• Emigration – It is defined as the number of individuals from a population who leave the habitat and go to a different habitat at a given period of time.

Thus, it is clearly visible, that Natality (N) and Immigration (I) add to a population, thus increasing population whereas, Mortality (M) and Emigration (E) decrease the population. The population density (Pt) at a given point of time can be given as:

Pt =P0 + (N + I) – (M + E)

where, P0 is the initial population density.

We have two growth models which describe the basic growth trend in a population. These are:

1. Exponential growth – In an ideal condition where there is an unlimited supply of food and resources, the population growth will follow an exponential order. Consider a population of size N and birth rate be represented as b, death rate as d, Rate of change of N can be given by the equation

dN/dt = (b-d) x N

If, (b – d) = r,

dN/dt = rN

Where, r = intrinsic rate of natural increase

This equation can be represented with a graph which has a J shaped curve. According to calculus

Nt=N0ert

Where, Nt = Population density at time t

N0= Population density at time zero

r = intrinsic rate of natural increase

e = base of natural logarithms

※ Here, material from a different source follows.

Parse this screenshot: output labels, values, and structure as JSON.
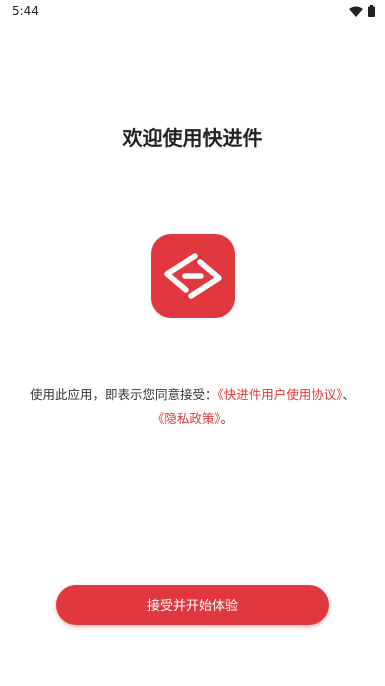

1. Logistic growth – This model defines the concept of ‘survival of the fittest’. Thus, it considers the fact that resources in nature are exhaustible. The term ‘Carrying capacity’ defines the limit of the resources beyond which it cannot support any number of organisms. Let this carrying capacity be represented as K.

The availability of limited resources cannot show exponential growth. As a result, the graph will have a lag phase, followed by an exponential phase, then a declining phase and ultimately an asymptote. This is known as Verhulst-Pearl Logistic Growth and is represented using the equation:

dN/dt = rN((K-N) /K)